Looking at the records below, please say how many lines contain the word "required", as a bare number.

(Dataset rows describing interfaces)
=== Begin Enclosure ===

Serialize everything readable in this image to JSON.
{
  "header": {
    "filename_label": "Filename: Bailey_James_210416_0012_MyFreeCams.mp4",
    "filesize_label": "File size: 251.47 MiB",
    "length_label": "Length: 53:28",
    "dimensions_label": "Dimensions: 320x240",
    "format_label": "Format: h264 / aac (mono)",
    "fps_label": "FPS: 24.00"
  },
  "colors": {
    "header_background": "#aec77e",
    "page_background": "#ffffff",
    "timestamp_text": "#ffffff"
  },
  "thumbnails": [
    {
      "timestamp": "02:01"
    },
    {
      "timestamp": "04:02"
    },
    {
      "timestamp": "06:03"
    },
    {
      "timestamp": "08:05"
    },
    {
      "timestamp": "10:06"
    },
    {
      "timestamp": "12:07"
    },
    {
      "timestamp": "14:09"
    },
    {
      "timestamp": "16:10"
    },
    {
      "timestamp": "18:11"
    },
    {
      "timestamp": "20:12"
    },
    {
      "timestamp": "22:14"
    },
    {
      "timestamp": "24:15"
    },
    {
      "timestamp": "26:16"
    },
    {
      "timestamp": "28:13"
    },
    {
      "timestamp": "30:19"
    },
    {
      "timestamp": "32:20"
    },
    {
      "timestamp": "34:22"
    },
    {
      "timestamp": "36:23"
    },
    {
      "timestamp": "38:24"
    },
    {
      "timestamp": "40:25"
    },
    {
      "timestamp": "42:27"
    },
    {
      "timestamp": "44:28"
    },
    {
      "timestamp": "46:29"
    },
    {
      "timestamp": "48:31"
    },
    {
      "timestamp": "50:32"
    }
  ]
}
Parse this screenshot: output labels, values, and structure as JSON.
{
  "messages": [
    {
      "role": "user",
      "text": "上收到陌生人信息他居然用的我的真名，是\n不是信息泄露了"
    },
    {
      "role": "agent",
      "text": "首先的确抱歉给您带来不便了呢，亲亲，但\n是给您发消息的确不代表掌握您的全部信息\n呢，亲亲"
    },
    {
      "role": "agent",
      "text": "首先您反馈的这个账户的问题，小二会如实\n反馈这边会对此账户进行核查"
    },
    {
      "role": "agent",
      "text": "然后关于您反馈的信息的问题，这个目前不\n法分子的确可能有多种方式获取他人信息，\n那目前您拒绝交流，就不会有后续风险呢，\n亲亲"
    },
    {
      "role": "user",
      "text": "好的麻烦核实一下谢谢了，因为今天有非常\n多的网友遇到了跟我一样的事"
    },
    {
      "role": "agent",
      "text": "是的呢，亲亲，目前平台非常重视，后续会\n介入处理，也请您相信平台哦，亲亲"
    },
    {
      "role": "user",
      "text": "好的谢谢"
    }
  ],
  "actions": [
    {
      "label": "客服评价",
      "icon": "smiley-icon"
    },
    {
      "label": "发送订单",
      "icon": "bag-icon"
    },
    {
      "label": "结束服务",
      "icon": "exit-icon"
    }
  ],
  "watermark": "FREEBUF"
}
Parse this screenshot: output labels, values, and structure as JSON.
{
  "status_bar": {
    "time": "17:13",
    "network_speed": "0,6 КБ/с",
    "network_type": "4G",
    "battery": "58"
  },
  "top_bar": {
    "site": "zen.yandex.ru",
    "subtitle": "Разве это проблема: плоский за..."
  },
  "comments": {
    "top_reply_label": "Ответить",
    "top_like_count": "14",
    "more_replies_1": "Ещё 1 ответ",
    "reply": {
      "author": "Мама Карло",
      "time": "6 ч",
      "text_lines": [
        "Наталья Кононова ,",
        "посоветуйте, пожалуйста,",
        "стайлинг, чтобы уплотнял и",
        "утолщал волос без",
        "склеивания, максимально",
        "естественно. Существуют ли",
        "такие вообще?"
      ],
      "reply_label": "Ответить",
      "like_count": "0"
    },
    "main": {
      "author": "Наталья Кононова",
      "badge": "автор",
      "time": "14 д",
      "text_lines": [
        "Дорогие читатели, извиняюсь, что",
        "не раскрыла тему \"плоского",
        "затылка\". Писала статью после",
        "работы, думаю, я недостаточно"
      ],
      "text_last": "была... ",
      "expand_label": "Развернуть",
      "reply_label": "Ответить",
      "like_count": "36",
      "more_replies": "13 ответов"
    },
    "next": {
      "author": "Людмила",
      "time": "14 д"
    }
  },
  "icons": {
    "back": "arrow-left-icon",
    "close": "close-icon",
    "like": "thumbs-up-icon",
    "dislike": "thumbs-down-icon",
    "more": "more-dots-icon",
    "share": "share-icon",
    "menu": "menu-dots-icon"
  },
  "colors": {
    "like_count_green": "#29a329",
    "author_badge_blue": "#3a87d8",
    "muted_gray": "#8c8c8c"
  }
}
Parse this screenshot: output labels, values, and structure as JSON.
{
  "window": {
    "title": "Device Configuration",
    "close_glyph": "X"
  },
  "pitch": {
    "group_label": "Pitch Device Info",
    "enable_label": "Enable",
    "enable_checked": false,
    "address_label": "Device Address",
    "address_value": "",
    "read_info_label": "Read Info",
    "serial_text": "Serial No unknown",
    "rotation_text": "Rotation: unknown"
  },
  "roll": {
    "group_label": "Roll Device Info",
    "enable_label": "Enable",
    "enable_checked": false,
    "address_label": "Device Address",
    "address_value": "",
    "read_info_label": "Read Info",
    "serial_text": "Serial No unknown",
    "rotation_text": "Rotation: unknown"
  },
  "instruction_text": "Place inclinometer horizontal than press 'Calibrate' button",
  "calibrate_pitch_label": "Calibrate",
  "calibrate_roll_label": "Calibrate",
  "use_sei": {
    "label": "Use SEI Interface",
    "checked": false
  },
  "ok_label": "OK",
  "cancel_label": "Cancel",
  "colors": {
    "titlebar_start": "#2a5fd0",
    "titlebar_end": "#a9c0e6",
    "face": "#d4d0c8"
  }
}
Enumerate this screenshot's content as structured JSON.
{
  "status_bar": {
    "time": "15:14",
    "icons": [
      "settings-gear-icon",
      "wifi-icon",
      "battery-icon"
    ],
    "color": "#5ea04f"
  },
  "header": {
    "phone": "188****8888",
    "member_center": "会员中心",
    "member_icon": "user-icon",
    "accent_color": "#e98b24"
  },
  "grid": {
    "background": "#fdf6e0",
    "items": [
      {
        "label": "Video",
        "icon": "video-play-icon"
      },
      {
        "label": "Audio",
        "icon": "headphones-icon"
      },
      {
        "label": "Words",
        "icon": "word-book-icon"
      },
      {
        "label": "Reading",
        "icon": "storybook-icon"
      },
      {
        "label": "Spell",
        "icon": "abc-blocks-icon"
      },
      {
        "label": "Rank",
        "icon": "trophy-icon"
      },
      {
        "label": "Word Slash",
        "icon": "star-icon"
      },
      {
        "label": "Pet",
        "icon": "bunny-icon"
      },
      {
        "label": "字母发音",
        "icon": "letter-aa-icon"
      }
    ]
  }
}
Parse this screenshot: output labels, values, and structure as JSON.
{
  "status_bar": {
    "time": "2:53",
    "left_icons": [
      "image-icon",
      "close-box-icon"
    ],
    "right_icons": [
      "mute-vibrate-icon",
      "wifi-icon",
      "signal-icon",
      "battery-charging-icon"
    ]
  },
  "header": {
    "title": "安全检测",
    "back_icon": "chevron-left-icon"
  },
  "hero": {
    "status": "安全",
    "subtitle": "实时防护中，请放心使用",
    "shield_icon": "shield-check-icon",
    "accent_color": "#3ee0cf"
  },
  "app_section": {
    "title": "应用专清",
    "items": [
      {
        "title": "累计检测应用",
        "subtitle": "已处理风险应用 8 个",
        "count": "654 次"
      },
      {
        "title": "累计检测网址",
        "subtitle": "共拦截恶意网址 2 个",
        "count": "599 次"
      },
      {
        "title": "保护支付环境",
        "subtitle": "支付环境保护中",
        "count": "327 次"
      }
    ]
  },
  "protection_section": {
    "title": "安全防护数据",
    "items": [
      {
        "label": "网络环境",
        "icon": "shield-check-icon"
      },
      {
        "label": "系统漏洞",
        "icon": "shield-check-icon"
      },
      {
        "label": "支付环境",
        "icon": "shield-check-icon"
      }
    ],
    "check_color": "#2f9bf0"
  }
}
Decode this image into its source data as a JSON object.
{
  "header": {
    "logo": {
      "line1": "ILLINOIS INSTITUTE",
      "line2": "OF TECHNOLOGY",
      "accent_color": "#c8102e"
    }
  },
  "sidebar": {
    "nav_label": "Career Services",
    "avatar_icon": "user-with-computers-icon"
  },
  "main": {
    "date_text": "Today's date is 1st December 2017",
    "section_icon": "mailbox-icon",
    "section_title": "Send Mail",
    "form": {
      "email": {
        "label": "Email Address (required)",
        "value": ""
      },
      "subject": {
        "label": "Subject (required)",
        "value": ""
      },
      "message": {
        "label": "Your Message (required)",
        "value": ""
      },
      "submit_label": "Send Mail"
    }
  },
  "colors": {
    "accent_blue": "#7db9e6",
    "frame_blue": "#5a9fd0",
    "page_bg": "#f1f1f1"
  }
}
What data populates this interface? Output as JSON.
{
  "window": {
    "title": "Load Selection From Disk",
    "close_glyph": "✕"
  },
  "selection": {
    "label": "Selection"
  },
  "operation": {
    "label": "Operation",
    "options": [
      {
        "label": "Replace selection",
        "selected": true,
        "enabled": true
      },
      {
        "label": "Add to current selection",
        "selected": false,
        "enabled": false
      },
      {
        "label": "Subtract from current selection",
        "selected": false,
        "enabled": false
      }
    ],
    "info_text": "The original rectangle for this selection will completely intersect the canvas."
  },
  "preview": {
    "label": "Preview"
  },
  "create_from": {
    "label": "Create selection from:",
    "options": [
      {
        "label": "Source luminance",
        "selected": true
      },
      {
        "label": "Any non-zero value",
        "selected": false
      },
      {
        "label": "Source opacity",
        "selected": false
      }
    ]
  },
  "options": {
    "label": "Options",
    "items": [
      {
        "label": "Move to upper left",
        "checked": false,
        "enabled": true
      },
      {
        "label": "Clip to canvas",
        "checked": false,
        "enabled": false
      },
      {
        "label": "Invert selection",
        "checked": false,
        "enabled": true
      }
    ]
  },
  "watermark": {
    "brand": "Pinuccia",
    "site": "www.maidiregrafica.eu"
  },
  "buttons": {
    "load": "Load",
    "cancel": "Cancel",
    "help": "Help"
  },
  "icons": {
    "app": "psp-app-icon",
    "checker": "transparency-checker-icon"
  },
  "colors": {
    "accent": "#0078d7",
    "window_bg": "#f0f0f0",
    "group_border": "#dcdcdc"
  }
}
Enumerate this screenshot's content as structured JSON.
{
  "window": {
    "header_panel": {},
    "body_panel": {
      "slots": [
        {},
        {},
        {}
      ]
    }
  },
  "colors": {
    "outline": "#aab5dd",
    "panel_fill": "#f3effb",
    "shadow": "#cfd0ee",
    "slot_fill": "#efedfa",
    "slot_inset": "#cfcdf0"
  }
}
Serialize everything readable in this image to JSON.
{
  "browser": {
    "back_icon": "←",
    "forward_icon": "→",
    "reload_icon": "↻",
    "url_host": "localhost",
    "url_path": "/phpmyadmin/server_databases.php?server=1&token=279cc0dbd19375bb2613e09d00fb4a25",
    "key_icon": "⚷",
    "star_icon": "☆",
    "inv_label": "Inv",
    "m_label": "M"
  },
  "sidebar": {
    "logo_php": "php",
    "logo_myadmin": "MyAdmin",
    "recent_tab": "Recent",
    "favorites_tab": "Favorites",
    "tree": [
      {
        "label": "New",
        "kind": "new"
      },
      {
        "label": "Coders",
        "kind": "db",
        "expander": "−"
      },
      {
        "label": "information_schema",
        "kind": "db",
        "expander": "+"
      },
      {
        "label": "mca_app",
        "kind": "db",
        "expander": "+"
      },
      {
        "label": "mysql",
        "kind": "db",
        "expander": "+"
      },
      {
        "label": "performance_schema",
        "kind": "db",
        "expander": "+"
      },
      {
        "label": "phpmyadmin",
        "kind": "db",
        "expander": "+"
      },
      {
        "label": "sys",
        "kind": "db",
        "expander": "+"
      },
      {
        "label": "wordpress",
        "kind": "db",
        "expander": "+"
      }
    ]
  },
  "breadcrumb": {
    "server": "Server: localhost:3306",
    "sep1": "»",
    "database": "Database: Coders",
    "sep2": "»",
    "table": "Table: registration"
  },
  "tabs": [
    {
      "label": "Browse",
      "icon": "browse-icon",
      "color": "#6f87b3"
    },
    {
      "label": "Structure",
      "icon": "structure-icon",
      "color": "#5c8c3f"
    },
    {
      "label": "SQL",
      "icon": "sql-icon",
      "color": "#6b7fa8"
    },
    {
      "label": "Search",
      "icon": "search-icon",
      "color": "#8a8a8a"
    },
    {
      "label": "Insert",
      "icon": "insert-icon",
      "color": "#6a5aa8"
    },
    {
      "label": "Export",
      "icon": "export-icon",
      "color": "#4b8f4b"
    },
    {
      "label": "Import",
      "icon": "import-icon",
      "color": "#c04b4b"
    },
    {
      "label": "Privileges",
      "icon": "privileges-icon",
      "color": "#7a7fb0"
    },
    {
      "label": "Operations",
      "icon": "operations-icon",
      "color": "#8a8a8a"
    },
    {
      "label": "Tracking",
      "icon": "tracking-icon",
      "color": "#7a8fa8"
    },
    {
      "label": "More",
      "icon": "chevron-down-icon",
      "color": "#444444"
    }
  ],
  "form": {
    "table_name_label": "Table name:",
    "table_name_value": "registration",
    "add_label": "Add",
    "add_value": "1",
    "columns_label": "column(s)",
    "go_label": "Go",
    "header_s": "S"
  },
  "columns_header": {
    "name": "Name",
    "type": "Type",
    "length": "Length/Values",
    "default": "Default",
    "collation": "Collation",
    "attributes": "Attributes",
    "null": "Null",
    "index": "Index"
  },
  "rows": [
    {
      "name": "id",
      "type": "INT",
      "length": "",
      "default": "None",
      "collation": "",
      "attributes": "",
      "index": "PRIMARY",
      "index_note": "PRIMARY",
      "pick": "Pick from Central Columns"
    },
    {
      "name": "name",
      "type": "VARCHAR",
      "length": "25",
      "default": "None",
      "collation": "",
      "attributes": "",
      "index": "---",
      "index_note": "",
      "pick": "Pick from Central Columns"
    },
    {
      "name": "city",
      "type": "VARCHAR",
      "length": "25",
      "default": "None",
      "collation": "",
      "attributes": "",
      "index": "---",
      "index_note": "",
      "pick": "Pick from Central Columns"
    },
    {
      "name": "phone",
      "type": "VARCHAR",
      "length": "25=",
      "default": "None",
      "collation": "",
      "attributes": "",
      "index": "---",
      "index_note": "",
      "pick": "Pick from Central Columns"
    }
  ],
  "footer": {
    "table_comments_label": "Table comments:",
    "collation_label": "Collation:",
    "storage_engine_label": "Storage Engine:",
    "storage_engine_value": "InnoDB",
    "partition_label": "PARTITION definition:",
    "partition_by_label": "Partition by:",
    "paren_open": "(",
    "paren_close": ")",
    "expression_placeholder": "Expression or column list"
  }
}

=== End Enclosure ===

→ ANSWER FOR THE TASK:
3